WHAT YOU NEED TO DO -
Return each line in the records below that includes "accent".

[Stored items from a collection]
*-*-*
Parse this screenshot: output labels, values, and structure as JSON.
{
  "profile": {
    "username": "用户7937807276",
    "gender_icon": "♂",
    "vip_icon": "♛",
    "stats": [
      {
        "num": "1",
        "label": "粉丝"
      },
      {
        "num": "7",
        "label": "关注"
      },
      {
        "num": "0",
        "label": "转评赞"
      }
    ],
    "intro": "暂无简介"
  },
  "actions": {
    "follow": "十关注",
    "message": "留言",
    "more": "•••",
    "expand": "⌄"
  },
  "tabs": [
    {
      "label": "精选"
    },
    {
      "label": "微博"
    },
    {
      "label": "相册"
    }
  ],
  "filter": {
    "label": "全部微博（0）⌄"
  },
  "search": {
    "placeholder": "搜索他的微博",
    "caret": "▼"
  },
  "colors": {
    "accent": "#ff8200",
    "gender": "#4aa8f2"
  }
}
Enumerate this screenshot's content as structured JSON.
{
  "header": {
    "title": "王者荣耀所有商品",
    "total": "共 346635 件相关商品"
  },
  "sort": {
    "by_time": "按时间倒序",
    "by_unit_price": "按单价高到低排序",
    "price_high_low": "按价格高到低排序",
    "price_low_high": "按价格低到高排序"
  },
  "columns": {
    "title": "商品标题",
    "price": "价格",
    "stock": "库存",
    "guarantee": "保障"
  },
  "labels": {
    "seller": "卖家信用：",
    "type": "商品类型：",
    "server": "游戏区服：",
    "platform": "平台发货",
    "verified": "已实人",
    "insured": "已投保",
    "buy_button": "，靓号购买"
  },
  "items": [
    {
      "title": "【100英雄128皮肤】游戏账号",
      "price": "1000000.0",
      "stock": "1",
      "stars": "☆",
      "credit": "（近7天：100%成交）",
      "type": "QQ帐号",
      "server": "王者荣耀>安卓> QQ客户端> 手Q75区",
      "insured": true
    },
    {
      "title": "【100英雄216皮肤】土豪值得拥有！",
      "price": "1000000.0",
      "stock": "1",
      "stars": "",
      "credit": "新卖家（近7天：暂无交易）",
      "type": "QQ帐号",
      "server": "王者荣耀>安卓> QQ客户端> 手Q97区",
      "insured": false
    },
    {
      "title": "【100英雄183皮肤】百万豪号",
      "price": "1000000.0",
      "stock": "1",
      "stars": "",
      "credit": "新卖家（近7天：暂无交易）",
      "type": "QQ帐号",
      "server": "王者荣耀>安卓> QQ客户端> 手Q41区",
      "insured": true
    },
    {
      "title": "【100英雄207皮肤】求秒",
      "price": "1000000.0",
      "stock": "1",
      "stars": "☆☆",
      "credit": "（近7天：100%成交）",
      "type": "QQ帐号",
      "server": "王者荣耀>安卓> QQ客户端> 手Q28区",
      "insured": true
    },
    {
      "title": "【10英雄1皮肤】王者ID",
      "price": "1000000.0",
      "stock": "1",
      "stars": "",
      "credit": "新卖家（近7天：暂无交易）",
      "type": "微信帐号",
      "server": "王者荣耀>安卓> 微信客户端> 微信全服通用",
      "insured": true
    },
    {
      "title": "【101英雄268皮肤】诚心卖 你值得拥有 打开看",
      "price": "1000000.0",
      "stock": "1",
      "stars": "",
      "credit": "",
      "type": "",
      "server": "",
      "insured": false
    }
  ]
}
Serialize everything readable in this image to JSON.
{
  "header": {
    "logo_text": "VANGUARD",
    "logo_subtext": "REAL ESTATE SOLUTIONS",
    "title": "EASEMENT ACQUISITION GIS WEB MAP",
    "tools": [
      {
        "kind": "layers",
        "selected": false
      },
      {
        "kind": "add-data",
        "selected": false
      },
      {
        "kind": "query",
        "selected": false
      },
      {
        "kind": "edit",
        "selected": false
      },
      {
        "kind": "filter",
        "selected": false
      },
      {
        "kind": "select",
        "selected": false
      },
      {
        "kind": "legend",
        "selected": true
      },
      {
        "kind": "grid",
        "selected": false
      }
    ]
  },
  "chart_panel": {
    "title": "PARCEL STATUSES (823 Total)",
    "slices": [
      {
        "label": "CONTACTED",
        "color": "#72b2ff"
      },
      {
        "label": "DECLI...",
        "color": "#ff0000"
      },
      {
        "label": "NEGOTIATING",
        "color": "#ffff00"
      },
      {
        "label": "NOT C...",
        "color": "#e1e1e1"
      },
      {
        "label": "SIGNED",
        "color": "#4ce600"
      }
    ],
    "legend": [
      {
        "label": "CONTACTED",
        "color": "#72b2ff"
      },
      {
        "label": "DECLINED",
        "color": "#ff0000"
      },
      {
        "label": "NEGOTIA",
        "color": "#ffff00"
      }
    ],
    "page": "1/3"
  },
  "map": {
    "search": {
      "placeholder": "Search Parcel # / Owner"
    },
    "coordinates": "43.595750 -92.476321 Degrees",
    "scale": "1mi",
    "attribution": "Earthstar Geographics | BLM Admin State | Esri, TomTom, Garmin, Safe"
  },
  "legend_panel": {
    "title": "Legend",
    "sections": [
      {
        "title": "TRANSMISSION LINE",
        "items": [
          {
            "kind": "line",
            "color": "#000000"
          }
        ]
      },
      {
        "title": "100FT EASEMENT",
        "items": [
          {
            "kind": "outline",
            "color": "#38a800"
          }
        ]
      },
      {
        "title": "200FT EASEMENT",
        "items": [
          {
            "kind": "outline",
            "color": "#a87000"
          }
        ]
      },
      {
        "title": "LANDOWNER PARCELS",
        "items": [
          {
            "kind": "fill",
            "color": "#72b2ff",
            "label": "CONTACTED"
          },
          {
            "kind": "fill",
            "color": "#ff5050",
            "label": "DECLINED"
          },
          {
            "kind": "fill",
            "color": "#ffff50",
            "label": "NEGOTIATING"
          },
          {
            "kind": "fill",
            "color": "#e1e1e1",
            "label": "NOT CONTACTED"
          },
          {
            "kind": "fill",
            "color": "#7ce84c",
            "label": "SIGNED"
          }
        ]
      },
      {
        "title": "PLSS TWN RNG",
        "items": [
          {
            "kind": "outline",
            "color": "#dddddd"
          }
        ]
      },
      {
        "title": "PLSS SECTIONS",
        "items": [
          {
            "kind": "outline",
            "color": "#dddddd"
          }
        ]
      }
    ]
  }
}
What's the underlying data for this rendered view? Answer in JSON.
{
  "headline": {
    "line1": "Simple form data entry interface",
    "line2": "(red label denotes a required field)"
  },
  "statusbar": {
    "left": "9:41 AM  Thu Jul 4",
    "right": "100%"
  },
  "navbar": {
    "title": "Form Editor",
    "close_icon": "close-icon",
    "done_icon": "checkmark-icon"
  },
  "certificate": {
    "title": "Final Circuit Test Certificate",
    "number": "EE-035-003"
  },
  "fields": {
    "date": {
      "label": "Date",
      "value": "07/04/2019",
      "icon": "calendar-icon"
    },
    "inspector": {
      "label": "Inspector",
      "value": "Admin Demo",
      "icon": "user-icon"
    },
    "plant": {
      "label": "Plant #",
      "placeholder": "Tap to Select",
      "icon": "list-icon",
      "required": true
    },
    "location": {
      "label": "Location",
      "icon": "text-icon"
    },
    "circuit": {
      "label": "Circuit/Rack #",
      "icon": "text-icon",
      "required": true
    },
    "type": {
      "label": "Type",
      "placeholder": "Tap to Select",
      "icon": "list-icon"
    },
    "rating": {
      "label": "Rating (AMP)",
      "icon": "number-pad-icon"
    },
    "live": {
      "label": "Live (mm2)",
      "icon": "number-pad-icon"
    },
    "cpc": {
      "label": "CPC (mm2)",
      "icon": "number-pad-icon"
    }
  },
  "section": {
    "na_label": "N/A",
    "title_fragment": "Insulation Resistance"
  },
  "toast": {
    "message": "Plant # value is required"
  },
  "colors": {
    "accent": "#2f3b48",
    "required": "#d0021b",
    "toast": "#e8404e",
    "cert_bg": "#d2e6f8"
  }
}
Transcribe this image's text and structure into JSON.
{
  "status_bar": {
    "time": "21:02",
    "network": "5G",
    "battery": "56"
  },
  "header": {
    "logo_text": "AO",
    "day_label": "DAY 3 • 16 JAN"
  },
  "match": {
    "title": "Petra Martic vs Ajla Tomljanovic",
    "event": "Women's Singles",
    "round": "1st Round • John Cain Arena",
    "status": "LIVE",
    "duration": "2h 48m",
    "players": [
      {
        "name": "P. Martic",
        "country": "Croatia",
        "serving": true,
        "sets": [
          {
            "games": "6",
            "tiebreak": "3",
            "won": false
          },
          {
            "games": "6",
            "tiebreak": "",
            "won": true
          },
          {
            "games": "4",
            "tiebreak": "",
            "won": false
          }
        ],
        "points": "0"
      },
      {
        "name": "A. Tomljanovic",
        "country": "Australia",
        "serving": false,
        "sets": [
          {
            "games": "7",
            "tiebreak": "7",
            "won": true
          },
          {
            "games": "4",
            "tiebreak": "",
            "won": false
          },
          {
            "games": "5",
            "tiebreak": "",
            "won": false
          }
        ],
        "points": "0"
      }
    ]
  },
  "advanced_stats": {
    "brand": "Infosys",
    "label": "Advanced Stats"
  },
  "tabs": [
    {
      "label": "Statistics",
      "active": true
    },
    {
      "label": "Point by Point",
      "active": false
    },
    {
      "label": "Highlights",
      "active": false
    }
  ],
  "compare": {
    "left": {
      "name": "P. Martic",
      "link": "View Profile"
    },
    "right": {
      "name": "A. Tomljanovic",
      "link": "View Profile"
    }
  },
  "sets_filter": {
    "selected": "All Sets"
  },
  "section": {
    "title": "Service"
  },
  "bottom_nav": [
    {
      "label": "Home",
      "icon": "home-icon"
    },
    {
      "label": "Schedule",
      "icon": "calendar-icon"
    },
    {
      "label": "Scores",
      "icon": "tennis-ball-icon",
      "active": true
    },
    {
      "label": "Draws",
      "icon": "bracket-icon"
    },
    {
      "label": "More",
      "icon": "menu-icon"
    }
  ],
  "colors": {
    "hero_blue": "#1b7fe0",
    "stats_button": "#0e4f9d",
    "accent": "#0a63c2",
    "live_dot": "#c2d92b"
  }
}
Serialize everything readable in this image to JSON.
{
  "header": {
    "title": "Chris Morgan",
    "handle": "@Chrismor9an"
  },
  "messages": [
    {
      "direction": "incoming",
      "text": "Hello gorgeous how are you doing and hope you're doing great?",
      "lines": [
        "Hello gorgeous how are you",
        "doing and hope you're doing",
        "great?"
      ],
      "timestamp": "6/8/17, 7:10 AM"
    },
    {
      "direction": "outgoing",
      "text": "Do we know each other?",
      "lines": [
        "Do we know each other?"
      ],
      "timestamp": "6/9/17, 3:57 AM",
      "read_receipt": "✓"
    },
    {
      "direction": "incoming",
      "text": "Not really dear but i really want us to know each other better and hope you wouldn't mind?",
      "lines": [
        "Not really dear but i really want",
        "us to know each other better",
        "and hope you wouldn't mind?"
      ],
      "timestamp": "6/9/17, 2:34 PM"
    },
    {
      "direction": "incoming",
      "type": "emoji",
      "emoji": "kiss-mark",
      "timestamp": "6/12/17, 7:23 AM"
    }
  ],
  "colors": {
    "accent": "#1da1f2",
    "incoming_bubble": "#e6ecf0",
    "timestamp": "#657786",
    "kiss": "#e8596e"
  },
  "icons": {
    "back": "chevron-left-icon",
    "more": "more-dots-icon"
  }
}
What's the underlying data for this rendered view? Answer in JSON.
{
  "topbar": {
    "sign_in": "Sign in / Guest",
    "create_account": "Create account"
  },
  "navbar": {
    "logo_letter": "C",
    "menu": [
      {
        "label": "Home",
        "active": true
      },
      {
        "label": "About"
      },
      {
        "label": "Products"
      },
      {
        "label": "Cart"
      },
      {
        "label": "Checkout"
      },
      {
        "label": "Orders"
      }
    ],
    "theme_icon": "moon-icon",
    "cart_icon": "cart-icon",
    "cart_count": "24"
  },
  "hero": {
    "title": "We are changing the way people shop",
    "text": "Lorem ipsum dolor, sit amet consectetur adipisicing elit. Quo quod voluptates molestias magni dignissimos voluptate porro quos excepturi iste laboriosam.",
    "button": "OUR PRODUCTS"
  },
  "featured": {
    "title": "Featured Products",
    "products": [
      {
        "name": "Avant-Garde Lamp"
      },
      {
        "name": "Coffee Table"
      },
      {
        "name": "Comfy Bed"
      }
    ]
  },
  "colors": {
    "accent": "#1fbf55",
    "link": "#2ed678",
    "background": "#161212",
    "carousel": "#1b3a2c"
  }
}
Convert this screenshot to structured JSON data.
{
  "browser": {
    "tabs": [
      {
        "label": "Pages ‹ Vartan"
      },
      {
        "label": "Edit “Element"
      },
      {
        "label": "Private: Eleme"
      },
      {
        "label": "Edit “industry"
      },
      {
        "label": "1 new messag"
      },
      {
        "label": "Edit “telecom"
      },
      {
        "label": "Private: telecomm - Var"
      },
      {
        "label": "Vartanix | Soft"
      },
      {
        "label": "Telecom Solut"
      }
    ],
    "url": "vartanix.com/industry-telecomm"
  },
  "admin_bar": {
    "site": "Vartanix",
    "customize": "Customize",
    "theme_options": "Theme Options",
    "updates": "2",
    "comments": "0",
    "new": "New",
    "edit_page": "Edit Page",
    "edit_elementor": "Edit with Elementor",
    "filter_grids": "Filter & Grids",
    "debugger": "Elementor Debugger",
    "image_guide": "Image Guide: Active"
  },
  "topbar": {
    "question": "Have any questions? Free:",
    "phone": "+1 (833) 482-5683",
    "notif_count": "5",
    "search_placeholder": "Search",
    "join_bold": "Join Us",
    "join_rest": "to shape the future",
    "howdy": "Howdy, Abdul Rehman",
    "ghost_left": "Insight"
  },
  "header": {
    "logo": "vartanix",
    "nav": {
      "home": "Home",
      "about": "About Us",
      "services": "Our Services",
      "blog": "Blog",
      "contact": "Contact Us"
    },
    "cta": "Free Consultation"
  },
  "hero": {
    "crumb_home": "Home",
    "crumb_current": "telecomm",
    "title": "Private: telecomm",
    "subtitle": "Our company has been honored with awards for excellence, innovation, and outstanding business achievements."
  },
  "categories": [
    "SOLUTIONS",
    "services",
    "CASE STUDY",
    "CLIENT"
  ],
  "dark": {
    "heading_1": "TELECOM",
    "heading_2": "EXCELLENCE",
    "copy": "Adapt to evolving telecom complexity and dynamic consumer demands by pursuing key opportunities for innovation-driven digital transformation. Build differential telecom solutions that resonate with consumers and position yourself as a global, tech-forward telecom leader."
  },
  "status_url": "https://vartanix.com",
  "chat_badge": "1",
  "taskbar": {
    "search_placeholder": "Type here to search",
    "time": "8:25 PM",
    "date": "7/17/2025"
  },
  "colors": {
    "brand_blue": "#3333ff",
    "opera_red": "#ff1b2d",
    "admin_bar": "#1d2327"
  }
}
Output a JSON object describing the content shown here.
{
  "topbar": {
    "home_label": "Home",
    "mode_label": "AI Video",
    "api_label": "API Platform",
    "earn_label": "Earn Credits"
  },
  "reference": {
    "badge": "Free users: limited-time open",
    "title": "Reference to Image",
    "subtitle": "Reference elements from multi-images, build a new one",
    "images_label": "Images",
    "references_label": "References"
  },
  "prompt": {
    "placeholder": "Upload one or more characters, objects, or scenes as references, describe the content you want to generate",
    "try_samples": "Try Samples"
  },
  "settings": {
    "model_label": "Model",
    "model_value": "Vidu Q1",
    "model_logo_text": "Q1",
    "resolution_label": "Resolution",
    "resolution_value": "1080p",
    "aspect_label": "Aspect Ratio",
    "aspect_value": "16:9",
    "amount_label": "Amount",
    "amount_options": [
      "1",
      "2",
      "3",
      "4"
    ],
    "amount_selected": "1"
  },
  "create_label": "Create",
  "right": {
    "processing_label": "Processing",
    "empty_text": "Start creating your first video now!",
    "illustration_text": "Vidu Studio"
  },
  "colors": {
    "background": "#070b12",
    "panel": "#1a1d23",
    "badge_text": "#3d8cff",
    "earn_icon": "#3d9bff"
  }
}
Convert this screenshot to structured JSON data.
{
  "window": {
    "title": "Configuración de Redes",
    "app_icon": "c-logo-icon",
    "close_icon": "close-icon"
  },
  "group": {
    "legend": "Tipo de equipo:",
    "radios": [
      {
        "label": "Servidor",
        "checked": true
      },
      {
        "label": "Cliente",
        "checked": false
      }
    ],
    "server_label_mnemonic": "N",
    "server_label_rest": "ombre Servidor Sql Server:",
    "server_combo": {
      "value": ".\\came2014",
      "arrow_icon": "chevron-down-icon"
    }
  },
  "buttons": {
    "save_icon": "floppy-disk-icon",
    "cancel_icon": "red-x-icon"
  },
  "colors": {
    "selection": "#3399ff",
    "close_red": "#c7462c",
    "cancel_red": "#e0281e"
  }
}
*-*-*
PROBLEM SOLUTION -
    "accent": "#ff8200",
    "accent": "#2f3b48",
    "accent": "#0a63c2",
    "accent": "#1da1f2",
    "accent": "#1fbf55",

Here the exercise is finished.